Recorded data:
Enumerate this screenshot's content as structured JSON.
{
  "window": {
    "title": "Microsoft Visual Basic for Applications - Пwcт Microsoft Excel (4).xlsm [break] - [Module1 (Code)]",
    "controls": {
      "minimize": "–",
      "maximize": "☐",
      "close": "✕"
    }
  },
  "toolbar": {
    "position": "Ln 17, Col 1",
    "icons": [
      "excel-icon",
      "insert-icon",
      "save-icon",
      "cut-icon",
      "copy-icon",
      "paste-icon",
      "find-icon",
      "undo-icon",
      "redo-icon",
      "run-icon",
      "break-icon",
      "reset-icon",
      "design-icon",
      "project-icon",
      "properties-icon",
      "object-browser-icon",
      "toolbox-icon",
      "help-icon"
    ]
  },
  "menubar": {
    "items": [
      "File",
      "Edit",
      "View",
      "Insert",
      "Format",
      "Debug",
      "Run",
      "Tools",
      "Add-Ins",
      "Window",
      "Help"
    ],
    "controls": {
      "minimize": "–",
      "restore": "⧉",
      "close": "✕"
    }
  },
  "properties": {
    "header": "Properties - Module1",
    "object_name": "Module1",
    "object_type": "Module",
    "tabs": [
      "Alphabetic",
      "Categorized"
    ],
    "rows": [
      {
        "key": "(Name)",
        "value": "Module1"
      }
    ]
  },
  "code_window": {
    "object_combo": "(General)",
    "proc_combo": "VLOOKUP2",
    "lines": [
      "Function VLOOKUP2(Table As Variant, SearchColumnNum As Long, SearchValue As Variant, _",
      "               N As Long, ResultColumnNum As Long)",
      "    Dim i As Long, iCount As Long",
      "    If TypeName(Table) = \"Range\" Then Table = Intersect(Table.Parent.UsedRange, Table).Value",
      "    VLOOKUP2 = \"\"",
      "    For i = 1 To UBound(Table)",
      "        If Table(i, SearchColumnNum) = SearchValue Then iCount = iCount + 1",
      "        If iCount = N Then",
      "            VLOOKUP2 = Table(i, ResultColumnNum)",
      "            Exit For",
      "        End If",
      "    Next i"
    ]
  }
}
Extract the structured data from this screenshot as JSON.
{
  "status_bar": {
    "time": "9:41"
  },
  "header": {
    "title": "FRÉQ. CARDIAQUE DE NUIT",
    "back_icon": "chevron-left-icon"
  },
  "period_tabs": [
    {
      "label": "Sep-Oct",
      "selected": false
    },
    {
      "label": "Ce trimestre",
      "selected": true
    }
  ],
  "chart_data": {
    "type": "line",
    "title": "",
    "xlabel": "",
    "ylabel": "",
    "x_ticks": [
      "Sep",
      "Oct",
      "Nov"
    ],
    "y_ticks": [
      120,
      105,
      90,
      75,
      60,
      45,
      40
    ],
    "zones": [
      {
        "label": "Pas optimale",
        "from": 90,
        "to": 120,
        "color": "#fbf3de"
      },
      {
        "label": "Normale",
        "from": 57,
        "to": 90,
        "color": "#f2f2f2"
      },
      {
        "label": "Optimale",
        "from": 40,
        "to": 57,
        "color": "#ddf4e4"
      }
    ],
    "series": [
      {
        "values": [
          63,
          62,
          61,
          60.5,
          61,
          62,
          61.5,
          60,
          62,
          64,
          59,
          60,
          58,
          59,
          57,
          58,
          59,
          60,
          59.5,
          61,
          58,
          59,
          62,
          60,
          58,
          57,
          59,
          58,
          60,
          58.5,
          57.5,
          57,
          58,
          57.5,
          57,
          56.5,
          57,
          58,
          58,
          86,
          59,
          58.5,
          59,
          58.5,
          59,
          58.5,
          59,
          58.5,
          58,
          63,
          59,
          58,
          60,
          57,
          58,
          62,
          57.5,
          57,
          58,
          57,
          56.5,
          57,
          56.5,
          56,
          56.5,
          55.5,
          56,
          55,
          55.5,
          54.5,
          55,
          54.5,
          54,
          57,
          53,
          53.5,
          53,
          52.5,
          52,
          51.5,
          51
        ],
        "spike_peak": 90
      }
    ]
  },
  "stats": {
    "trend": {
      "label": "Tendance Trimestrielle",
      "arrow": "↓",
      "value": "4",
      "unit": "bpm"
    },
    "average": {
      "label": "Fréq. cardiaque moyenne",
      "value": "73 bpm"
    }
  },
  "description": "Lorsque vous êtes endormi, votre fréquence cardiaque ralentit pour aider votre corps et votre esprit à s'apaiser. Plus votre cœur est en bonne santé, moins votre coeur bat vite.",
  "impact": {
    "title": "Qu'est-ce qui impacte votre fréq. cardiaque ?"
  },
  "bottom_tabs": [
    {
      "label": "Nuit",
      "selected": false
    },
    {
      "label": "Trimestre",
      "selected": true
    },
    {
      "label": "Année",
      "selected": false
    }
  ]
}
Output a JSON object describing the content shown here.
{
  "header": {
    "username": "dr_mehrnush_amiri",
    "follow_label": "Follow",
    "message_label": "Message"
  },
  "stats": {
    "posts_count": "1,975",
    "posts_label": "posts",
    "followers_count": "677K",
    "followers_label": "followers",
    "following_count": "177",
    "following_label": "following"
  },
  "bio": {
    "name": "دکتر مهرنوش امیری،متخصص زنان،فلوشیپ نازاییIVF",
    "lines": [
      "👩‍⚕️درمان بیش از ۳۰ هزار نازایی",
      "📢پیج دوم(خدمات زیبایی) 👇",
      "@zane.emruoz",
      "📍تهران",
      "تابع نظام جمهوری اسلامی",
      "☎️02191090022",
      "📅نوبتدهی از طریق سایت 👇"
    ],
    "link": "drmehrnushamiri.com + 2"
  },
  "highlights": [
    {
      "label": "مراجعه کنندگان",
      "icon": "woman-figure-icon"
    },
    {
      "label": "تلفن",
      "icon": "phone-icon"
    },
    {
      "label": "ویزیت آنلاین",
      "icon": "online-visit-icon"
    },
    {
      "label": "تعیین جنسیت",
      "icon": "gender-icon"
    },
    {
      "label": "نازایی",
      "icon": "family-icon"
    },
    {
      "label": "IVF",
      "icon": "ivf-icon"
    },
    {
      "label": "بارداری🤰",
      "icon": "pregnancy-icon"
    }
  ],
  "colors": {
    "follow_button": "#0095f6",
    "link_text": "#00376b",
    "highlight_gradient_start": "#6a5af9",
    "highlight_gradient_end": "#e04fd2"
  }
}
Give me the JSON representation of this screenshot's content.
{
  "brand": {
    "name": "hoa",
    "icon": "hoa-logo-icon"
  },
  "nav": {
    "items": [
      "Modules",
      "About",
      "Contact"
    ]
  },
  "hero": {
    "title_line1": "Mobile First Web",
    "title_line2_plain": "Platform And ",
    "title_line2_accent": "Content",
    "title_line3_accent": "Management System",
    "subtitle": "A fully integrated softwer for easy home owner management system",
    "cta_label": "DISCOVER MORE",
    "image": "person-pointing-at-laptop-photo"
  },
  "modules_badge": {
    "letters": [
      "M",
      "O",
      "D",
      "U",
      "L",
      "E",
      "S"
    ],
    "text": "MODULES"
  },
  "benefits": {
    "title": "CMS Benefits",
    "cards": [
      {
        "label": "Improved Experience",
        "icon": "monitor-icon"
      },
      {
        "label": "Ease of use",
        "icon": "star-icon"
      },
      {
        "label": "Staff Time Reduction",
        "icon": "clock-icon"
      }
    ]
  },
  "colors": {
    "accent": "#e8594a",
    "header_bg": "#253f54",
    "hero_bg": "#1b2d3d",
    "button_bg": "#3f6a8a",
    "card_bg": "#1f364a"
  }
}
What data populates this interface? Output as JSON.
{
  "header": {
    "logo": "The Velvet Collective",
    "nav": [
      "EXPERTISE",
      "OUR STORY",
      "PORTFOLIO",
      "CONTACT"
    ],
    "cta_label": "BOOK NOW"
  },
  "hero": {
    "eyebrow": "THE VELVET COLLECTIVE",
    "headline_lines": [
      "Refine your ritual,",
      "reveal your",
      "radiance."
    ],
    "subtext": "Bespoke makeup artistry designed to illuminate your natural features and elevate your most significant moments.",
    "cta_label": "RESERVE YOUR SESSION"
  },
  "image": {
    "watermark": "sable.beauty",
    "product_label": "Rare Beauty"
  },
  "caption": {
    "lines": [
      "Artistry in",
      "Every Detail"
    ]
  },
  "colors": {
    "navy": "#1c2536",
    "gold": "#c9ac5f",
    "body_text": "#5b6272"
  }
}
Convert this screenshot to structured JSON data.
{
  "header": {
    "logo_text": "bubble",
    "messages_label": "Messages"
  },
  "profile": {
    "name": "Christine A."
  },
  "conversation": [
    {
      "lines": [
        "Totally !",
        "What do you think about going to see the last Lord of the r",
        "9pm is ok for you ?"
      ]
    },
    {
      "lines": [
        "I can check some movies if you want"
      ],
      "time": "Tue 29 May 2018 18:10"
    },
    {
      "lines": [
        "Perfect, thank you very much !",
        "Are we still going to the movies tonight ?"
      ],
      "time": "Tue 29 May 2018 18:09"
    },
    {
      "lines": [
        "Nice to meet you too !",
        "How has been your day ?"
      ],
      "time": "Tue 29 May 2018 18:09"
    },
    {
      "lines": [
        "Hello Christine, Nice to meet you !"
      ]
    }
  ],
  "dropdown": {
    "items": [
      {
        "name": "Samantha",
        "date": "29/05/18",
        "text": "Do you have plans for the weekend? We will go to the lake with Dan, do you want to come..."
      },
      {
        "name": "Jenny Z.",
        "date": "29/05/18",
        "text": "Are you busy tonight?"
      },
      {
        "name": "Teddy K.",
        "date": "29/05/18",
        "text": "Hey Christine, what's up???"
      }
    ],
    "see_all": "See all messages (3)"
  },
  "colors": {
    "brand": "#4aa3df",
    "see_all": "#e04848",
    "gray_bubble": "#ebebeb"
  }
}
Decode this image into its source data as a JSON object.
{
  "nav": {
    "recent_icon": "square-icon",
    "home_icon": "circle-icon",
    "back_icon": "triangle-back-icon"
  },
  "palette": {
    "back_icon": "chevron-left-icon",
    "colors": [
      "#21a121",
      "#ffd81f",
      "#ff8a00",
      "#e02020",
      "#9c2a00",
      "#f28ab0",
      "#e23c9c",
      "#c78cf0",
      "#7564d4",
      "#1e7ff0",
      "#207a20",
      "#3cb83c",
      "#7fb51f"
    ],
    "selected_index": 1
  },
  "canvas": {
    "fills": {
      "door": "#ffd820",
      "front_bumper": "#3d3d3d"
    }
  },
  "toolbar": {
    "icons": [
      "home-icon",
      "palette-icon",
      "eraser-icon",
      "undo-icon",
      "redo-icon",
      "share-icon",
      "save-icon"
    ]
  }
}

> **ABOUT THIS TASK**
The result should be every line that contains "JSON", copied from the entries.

> **RESPONSE BELOW**
Enumerate this screenshot's content as structured JSON.
Extract the structured data from this screenshot as JSON.
Output a JSON object describing the content shown here.
Give me the JSON representation of this screenshot's content.
What data populates this interface? Output as JSON.
Convert this screenshot to structured JSON data.
Decode this image into its source data as a JSON object.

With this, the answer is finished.